TASK OBJECTIVE
For each record below, retype the text exactly and omit any image.

Stored data entries

════════════════

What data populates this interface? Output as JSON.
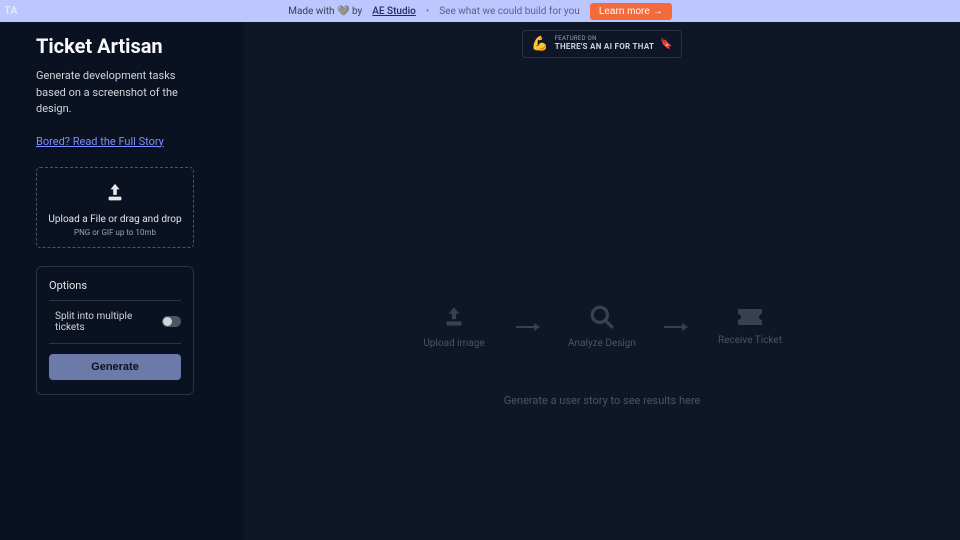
{
  "banner": {
    "made_with": "Made with 🩶 by",
    "studio": "AE Studio",
    "see": "See what we could build for you",
    "learn": "Learn more →"
  },
  "logo": "TA",
  "sidebar": {
    "title": "Ticket Artisan",
    "subtitle": "Generate development tasks based on a screenshot of the design.",
    "story_link": "Bored? Read the Full Story",
    "upload": {
      "title": "Upload a File or drag and drop",
      "sub": "PNG or GIF up to 10mb"
    },
    "options": {
      "title": "Options",
      "split_label": "Split into multiple tickets",
      "generate": "Generate"
    }
  },
  "featured": {
    "small": "FEATURED ON",
    "big": "THERE'S AN AI FOR THAT"
  },
  "flow": {
    "step1": "Upload image",
    "step2": "Analyze Design",
    "step3": "Receive Ticket",
    "hint": "Generate a user story to see results here"
  }
}
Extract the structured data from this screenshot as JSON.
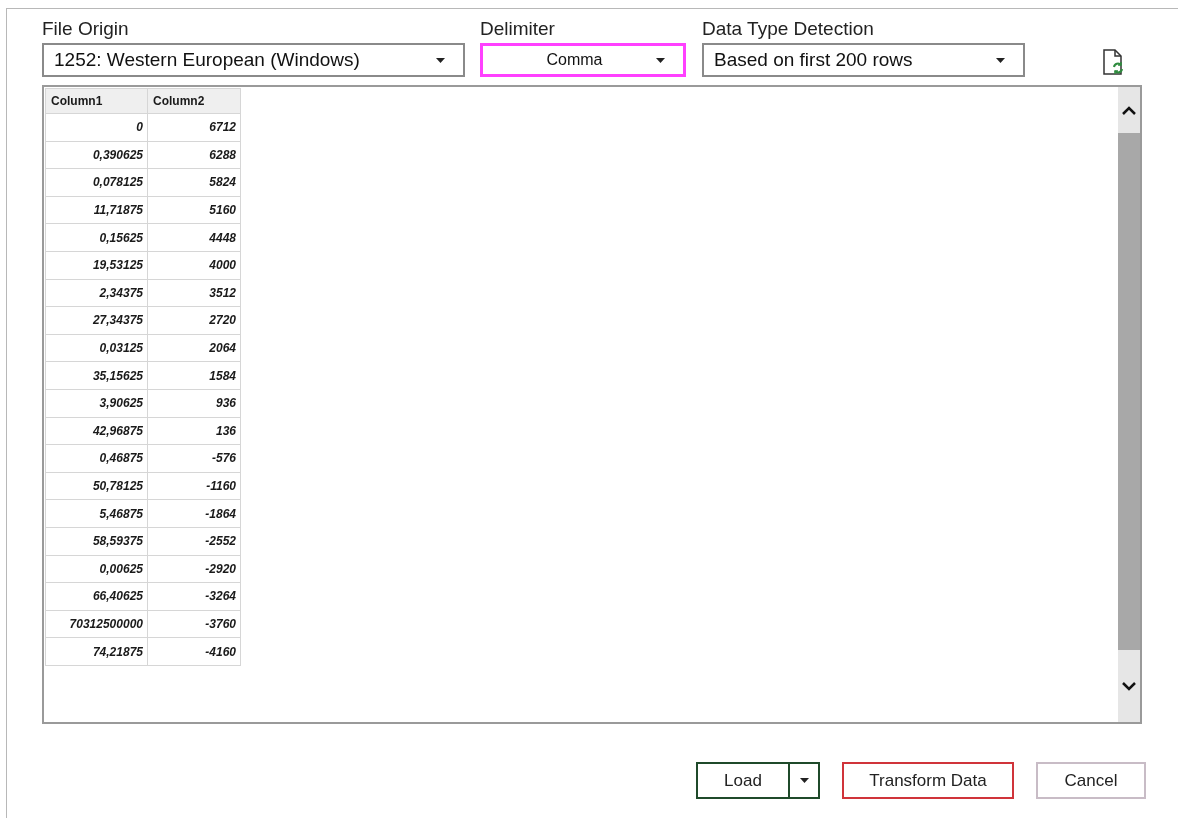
{
  "file_origin": {
    "label": "File Origin",
    "value": "1252: Western European (Windows)"
  },
  "delimiter": {
    "label": "Delimiter",
    "value": "Comma",
    "focused": true
  },
  "data_type_detection": {
    "label": "Data Type Detection",
    "value": "Based on first 200 rows"
  },
  "preview": {
    "columns": [
      "Column1",
      "Column2"
    ],
    "rows": [
      [
        "0",
        "6712"
      ],
      [
        "0,390625",
        "6288"
      ],
      [
        "0,078125",
        "5824"
      ],
      [
        "11,71875",
        "5160"
      ],
      [
        "0,15625",
        "4448"
      ],
      [
        "19,53125",
        "4000"
      ],
      [
        "2,34375",
        "3512"
      ],
      [
        "27,34375",
        "2720"
      ],
      [
        "0,03125",
        "2064"
      ],
      [
        "35,15625",
        "1584"
      ],
      [
        "3,90625",
        "936"
      ],
      [
        "42,96875",
        "136"
      ],
      [
        "0,46875",
        "-576"
      ],
      [
        "50,78125",
        "-1160"
      ],
      [
        "5,46875",
        "-1864"
      ],
      [
        "58,59375",
        "-2552"
      ],
      [
        "0,00625",
        "-2920"
      ],
      [
        "66,40625",
        "-3264"
      ],
      [
        "70312500000",
        "-3760"
      ],
      [
        "74,21875",
        "-4160"
      ]
    ]
  },
  "buttons": [
    {
      "label": "Load",
      "kind": "split",
      "color": "#1f4a2a"
    },
    {
      "label": "Transform Data",
      "kind": "plain",
      "color": "#d0343a"
    },
    {
      "label": "Cancel",
      "kind": "plain",
      "color": "#c8bcc6"
    }
  ]
}
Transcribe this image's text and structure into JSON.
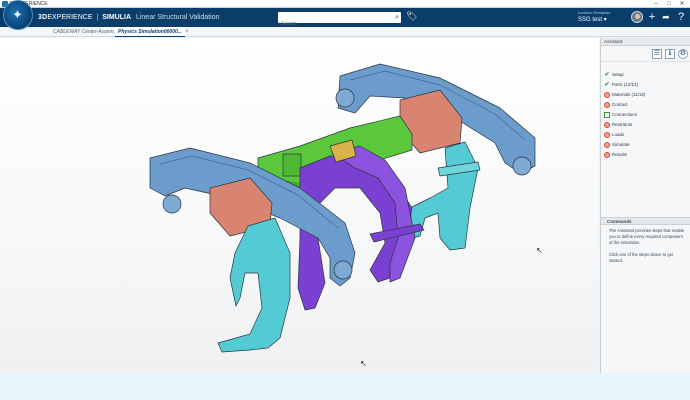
{
  "os": {
    "title": "3DEXPERIENCE",
    "minimize": "–",
    "maximize": "□",
    "close": "✕"
  },
  "topbar": {
    "brand_3d": "3D",
    "brand_experience": "EXPERIENCE",
    "separator": "|",
    "brand_app": "SIMULIA",
    "brand_subtitle": "Linear Structural Validation",
    "search_placeholder": "Search",
    "user_line1": "Lorenzo Pomposo",
    "user_line2": "SSG test ▾",
    "add_icon": "+",
    "share_icon": "➦",
    "help_icon": "?"
  },
  "tabs": [
    {
      "label": "CABLEWAY Center-Assem..."
    },
    {
      "label": "Physics Simulation00000..."
    }
  ],
  "tab_close": "×",
  "panel": {
    "title": "Assistant",
    "tools": [
      {
        "icon": "list-view-icon",
        "glyph": "☰"
      },
      {
        "icon": "info-icon",
        "glyph": "ℹ"
      },
      {
        "icon": "settings-icon",
        "glyph": "⚙"
      }
    ],
    "steps": [
      {
        "label": "Setup",
        "status": "done"
      },
      {
        "label": "Parts (12/12)",
        "status": "done"
      },
      {
        "label": "Materials (11/12)",
        "status": "warning"
      },
      {
        "label": "Contact",
        "status": "warning"
      },
      {
        "label": "Connections",
        "status": "empty"
      },
      {
        "label": "Restraints",
        "status": "warning"
      },
      {
        "label": "Loads",
        "status": "warning"
      },
      {
        "label": "Simulate",
        "status": "warning"
      },
      {
        "label": "Results",
        "status": "warning"
      }
    ],
    "commands_title": "Commands",
    "commands_text": [
      "The Assistant provides steps that enable you to define every required component of the simulation.",
      "Click one of the steps above to get started."
    ]
  },
  "colors": {
    "topbar": "#0a3d69",
    "blue_part": "#5f8fbf",
    "cyan_part": "#4fc9d2",
    "purple_part": "#7a3fd0",
    "green_part": "#58c33a",
    "salmon_part": "#d98070"
  }
}
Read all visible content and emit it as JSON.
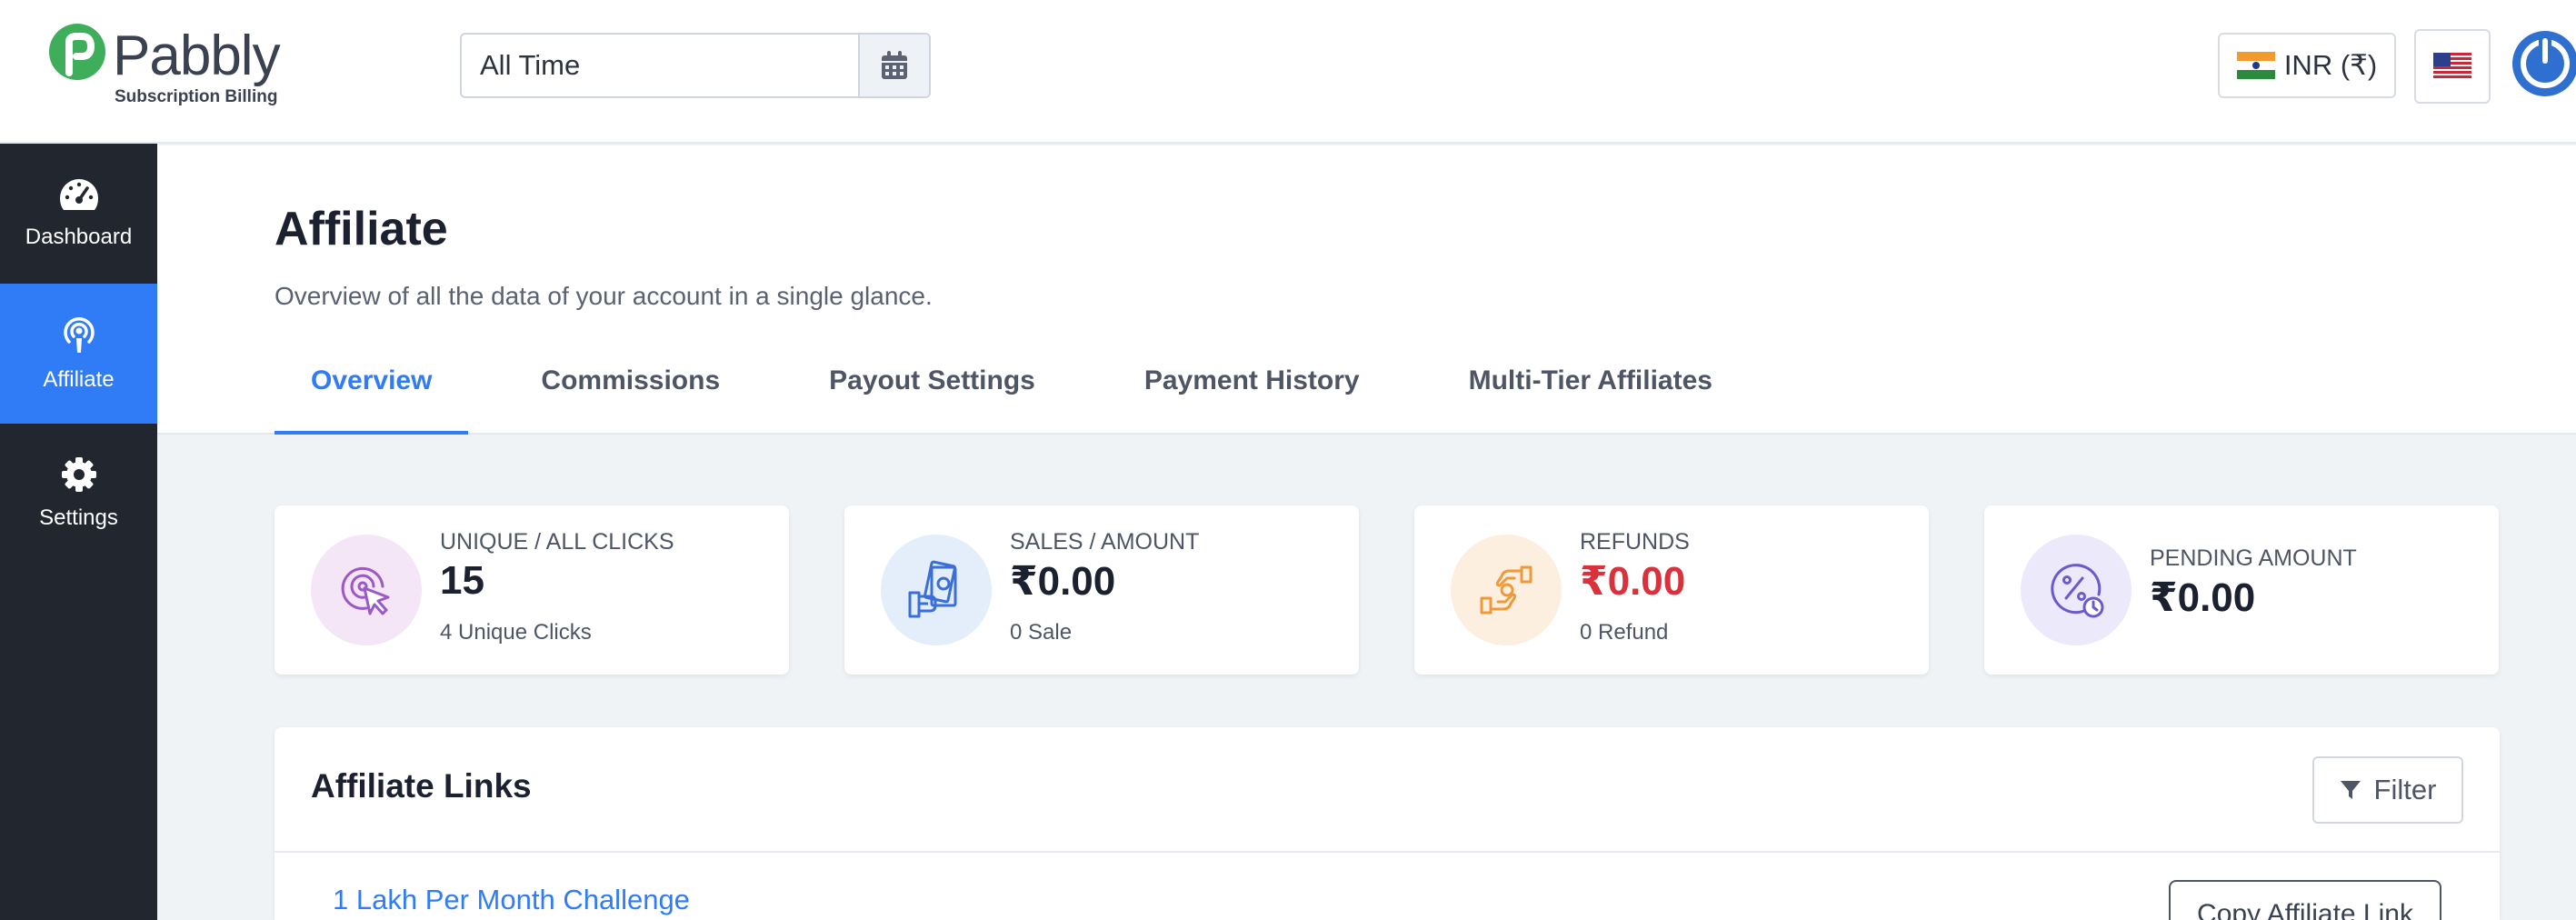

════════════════

EXERCISE RESPONSE
What data populates this interface? Output as JSON.
{
  "banner": {
    "made_with": "Made with 🩶 by",
    "studio": "AE Studio",
    "see": "See what we could build for you",
    "learn": "Learn more →"
  },
  "logo": "TA",
  "sidebar": {
    "title": "Ticket Artisan",
    "subtitle": "Generate development tasks based on a screenshot of the design.",
    "story_link": "Bored? Read the Full Story",
    "upload": {
      "title": "Upload a File or drag and drop",
      "sub": "PNG or GIF up to 10mb"
    },
    "options": {
      "title": "Options",
      "split_label": "Split into multiple tickets",
      "generate": "Generate"
    }
  },
  "featured": {
    "small": "FEATURED ON",
    "big": "THERE'S AN AI FOR THAT"
  },
  "flow": {
    "step1": "Upload image",
    "step2": "Analyze Design",
    "step3": "Receive Ticket",
    "hint": "Generate a user story to see results here"
  }
}
Extract the structured data from this screenshot as JSON.
{
  "file_origin": {
    "label": "File Origin",
    "value": "1252: Western European (Windows)"
  },
  "delimiter": {
    "label": "Delimiter",
    "value": "Comma",
    "focused": true
  },
  "data_type_detection": {
    "label": "Data Type Detection",
    "value": "Based on first 200 rows"
  },
  "preview": {
    "columns": [
      "Column1",
      "Column2"
    ],
    "rows": [
      [
        "0",
        "6712"
      ],
      [
        "0,390625",
        "6288"
      ],
      [
        "0,078125",
        "5824"
      ],
      [
        "11,71875",
        "5160"
      ],
      [
        "0,15625",
        "4448"
      ],
      [
        "19,53125",
        "4000"
      ],
      [
        "2,34375",
        "3512"
      ],
      [
        "27,34375",
        "2720"
      ],
      [
        "0,03125",
        "2064"
      ],
      [
        "35,15625",
        "1584"
      ],
      [
        "3,90625",
        "936"
      ],
      [
        "42,96875",
        "136"
      ],
      [
        "0,46875",
        "-576"
      ],
      [
        "50,78125",
        "-1160"
      ],
      [
        "5,46875",
        "-1864"
      ],
      [
        "58,59375",
        "-2552"
      ],
      [
        "0,00625",
        "-2920"
      ],
      [
        "66,40625",
        "-3264"
      ],
      [
        "70312500000",
        "-3760"
      ],
      [
        "74,21875",
        "-4160"
      ]
    ]
  },
  "buttons": [
    {
      "label": "Load",
      "kind": "split",
      "color": "#1f4a2a"
    },
    {
      "label": "Transform Data",
      "kind": "plain",
      "color": "#d0343a"
    },
    {
      "label": "Cancel",
      "kind": "plain",
      "color": "#c8bcc6"
    }
  ]
}
Transcribe this image's text and structure into JSON.
{
  "os": {
    "title": "3DEXPERIENCE",
    "minimize": "–",
    "maximize": "□",
    "close": "✕"
  },
  "topbar": {
    "brand_3d": "3D",
    "brand_experience": "EXPERIENCE",
    "separator": "|",
    "brand_app": "SIMULIA",
    "brand_subtitle": "Linear Structural Validation",
    "search_placeholder": "Search",
    "user_line1": "Lorenzo Pomposo",
    "user_line2": "SSG test ▾",
    "add_icon": "+",
    "share_icon": "➦",
    "help_icon": "?"
  },
  "tabs": [
    {
      "label": "CABLEWAY Center-Assem..."
    },
    {
      "label": "Physics Simulation00000..."
    }
  ],
  "tab_close": "×",
  "panel": {
    "title": "Assistant",
    "tools": [
      {
        "icon": "list-view-icon",
        "glyph": "☰"
      },
      {
        "icon": "info-icon",
        "glyph": "ℹ"
      },
      {
        "icon": "settings-icon",
        "glyph": "⚙"
      }
    ],
    "steps": [
      {
        "label": "Setup",
        "status": "done"
      },
      {
        "label": "Parts (12/12)",
        "status": "done"
      },
      {
        "label": "Materials (11/12)",
        "status": "warning"
      },
      {
        "label": "Contact",
        "status": "warning"
      },
      {
        "label": "Connections",
        "status": "empty"
      },
      {
        "label": "Restraints",
        "status": "warning"
      },
      {
        "label": "Loads",
        "status": "warning"
      },
      {
        "label": "Simulate",
        "status": "warning"
      },
      {
        "label": "Results",
        "status": "warning"
      }
    ],
    "commands_title": "Commands",
    "commands_text": [
      "The Assistant provides steps that enable you to define every required component of the simulation.",
      "Click one of the steps above to get started."
    ]
  },
  "colors": {
    "topbar": "#0a3d69",
    "blue_part": "#5f8fbf",
    "cyan_part": "#4fc9d2",
    "purple_part": "#7a3fd0",
    "green_part": "#58c33a",
    "salmon_part": "#d98070"
  }
}
Read all visible content and emit it as JSON.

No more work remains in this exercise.